→ Your assignment
What is the number of lines in the records that contain "JSON"? Give only that number.

━━━━━━━━━━━━━━━━━━━━━━━━━━━━━━

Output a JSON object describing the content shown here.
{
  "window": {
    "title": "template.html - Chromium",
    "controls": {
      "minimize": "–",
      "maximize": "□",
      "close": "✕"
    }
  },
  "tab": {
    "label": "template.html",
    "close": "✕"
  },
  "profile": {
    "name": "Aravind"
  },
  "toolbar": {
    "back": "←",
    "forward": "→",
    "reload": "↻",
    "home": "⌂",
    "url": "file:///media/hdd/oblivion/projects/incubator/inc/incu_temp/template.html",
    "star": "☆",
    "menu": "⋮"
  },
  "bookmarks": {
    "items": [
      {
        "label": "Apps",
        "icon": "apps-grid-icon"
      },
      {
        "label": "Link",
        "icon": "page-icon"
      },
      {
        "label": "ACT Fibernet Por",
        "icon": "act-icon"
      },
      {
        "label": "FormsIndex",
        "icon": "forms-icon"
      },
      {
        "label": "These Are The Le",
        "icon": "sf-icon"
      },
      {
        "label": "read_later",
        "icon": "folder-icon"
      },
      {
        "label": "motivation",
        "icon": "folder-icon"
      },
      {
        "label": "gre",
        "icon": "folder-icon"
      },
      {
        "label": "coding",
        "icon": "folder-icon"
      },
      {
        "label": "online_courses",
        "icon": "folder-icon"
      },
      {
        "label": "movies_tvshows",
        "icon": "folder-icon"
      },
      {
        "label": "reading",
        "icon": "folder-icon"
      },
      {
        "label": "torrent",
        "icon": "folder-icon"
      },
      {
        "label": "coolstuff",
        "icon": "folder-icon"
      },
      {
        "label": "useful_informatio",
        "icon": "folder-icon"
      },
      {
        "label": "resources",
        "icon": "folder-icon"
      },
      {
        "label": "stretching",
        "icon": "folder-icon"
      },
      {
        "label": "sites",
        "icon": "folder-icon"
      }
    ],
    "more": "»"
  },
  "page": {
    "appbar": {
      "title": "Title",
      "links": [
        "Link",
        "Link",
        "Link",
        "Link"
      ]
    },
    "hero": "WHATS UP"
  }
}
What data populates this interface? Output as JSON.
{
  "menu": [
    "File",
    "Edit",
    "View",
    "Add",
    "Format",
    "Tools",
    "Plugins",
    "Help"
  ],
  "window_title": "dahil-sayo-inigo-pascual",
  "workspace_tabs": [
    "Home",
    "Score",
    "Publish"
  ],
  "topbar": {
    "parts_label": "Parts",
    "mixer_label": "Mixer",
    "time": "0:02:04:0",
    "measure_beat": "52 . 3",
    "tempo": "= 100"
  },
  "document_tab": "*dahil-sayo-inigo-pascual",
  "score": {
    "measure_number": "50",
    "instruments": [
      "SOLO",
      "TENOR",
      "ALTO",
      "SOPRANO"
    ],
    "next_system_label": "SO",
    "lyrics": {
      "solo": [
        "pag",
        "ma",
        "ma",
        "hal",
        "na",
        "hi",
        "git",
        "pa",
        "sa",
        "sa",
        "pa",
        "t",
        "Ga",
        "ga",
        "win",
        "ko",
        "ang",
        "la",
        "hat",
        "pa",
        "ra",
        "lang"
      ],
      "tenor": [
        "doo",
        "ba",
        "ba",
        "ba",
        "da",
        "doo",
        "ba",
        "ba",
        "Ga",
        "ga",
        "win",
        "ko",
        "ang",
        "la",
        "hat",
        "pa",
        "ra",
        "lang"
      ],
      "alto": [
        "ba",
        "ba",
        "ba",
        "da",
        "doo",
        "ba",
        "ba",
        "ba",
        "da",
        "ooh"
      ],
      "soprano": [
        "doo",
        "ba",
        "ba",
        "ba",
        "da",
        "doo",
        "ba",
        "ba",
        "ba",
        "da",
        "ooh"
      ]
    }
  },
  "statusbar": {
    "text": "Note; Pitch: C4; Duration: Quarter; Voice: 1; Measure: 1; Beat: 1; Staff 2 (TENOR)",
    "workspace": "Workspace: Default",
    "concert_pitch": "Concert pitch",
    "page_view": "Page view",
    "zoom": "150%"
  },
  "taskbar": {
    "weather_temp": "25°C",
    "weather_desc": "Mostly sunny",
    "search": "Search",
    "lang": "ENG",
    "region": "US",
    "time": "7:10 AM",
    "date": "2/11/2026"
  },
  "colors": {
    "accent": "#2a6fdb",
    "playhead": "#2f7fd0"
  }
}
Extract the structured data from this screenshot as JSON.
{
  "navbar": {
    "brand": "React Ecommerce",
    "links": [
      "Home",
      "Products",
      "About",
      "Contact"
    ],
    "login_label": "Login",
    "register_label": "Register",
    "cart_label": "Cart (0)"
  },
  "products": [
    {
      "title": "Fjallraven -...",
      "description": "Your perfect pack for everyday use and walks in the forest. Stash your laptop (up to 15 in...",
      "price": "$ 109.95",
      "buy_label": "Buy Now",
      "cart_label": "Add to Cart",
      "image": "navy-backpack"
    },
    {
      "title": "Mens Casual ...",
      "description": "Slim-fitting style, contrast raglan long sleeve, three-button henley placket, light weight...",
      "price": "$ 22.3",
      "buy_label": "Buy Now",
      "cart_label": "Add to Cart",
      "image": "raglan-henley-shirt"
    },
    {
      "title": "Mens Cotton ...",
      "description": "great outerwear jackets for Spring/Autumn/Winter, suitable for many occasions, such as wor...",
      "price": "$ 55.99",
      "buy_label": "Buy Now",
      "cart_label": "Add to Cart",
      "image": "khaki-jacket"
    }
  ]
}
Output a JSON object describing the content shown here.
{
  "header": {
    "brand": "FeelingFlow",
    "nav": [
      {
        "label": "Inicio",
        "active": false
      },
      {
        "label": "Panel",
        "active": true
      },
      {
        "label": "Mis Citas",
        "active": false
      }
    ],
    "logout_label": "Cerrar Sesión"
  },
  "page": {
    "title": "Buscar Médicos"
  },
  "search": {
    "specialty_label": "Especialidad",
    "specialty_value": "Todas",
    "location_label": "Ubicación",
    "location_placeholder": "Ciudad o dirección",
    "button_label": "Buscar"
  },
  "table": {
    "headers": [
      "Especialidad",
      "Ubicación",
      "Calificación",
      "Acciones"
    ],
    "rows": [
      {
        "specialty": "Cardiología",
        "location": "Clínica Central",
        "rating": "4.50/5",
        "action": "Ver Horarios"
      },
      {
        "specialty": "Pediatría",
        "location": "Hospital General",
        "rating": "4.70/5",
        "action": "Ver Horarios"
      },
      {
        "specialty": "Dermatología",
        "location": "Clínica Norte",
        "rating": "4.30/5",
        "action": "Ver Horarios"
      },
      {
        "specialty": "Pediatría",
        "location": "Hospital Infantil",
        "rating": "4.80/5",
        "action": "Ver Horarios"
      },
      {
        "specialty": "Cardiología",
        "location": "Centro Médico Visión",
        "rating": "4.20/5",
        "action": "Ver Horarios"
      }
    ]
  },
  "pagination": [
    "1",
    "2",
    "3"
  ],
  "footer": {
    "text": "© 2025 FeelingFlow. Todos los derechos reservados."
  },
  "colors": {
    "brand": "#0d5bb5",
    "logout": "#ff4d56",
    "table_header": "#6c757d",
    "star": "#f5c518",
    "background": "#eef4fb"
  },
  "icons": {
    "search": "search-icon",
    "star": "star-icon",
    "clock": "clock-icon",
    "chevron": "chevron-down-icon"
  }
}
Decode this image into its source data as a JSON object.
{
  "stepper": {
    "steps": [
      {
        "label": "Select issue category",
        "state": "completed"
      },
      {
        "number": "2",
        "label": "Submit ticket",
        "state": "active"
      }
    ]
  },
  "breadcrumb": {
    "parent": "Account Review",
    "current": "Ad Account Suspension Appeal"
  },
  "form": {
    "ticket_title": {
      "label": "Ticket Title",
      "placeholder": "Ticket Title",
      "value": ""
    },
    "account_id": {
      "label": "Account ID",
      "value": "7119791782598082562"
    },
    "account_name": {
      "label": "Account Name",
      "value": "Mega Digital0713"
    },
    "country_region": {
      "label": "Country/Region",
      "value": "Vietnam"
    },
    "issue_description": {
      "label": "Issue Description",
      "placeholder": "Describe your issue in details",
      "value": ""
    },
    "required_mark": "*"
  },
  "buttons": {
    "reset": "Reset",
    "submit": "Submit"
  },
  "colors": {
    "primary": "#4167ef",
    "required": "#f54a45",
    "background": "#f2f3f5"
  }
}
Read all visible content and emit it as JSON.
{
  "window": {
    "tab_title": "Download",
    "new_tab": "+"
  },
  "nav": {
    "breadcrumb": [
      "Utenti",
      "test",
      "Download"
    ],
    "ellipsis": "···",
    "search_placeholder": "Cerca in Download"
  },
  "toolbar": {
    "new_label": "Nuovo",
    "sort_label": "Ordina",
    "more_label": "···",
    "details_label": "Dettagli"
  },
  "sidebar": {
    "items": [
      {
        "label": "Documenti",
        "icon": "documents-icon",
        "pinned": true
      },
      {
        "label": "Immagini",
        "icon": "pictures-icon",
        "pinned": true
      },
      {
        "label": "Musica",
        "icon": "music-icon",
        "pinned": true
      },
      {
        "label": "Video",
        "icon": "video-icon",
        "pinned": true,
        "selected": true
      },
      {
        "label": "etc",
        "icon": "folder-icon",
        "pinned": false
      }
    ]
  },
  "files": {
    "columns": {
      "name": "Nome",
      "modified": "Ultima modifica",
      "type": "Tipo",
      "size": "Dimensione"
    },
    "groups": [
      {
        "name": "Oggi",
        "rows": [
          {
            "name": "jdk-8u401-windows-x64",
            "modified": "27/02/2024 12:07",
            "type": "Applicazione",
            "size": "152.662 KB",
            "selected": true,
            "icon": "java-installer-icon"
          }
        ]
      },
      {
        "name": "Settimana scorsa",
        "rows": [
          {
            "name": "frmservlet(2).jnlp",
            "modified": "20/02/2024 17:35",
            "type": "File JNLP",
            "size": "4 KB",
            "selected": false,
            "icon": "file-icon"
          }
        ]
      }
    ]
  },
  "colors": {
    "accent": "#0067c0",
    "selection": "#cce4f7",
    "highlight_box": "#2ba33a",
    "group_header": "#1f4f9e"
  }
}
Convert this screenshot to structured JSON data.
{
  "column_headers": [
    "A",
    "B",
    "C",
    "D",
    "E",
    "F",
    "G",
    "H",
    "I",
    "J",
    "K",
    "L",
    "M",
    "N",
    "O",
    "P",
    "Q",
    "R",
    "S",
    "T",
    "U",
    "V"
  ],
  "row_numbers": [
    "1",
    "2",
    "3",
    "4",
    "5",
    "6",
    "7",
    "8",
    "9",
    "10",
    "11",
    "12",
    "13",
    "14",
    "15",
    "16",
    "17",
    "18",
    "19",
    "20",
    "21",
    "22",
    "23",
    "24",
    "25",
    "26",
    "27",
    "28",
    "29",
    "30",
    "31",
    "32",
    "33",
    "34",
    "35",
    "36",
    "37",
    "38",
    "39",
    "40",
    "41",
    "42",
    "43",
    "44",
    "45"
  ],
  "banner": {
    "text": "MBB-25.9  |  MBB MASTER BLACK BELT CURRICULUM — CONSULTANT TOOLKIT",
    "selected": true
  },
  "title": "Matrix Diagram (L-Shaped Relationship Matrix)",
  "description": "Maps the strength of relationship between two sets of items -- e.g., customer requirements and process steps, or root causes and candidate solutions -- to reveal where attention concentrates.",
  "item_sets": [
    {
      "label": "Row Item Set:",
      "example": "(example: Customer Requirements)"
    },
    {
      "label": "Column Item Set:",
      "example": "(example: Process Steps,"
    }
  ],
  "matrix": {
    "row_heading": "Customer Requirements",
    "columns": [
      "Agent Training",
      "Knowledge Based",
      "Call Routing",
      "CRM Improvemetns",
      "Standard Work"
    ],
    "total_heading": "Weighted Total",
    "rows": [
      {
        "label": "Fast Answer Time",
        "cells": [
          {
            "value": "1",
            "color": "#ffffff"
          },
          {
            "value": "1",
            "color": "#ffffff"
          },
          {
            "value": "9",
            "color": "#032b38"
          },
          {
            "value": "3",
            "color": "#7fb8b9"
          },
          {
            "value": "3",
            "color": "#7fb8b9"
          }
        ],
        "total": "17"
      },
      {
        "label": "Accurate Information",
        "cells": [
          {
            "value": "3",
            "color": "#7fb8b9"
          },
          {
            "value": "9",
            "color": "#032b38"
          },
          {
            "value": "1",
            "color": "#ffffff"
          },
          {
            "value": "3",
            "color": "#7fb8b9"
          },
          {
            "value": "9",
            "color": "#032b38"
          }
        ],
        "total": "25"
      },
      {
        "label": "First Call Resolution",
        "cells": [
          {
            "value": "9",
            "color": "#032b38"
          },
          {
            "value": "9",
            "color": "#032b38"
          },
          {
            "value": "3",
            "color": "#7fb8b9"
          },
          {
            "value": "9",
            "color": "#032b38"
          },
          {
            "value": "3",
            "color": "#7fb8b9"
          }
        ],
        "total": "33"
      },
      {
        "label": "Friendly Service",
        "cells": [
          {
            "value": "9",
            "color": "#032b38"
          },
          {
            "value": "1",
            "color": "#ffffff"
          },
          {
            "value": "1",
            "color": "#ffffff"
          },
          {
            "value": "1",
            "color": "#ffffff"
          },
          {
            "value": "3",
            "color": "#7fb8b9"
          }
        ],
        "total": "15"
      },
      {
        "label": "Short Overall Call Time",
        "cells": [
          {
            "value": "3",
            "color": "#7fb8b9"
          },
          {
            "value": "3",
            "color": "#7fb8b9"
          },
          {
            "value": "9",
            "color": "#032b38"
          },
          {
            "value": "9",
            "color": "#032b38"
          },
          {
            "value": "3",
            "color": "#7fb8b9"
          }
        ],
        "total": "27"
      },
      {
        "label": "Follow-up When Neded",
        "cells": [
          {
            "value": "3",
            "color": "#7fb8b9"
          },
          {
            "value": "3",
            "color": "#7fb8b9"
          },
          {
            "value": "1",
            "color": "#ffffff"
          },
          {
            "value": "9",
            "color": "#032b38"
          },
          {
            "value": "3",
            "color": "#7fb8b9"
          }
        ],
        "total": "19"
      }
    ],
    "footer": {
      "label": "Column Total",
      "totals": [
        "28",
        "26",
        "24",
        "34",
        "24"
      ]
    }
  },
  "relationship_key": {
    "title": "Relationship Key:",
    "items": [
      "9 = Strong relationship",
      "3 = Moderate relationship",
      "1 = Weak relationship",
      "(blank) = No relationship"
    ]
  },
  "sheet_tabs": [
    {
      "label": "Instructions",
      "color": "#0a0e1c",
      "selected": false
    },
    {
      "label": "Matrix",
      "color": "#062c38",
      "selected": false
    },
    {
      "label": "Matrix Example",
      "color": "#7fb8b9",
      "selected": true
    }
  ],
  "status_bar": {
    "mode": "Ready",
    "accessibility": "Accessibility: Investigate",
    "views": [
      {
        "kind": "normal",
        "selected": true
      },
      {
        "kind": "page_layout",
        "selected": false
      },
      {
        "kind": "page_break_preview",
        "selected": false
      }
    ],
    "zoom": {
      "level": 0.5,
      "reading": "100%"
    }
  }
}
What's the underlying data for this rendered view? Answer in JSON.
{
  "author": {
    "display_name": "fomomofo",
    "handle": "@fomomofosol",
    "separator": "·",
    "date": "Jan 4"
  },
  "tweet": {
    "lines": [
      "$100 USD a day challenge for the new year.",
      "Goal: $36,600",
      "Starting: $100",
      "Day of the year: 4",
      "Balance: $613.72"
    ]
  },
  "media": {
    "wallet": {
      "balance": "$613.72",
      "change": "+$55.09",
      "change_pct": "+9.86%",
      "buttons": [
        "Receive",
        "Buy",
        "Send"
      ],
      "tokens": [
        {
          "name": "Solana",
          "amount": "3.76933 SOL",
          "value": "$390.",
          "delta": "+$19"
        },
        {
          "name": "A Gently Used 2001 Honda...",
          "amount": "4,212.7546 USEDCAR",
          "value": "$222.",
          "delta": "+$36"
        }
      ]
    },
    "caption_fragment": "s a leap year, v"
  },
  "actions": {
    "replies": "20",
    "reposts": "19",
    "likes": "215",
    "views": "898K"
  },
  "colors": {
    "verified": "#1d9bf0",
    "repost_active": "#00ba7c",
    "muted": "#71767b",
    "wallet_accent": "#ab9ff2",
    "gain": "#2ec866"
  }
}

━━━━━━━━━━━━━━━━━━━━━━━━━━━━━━

→ Written answer
8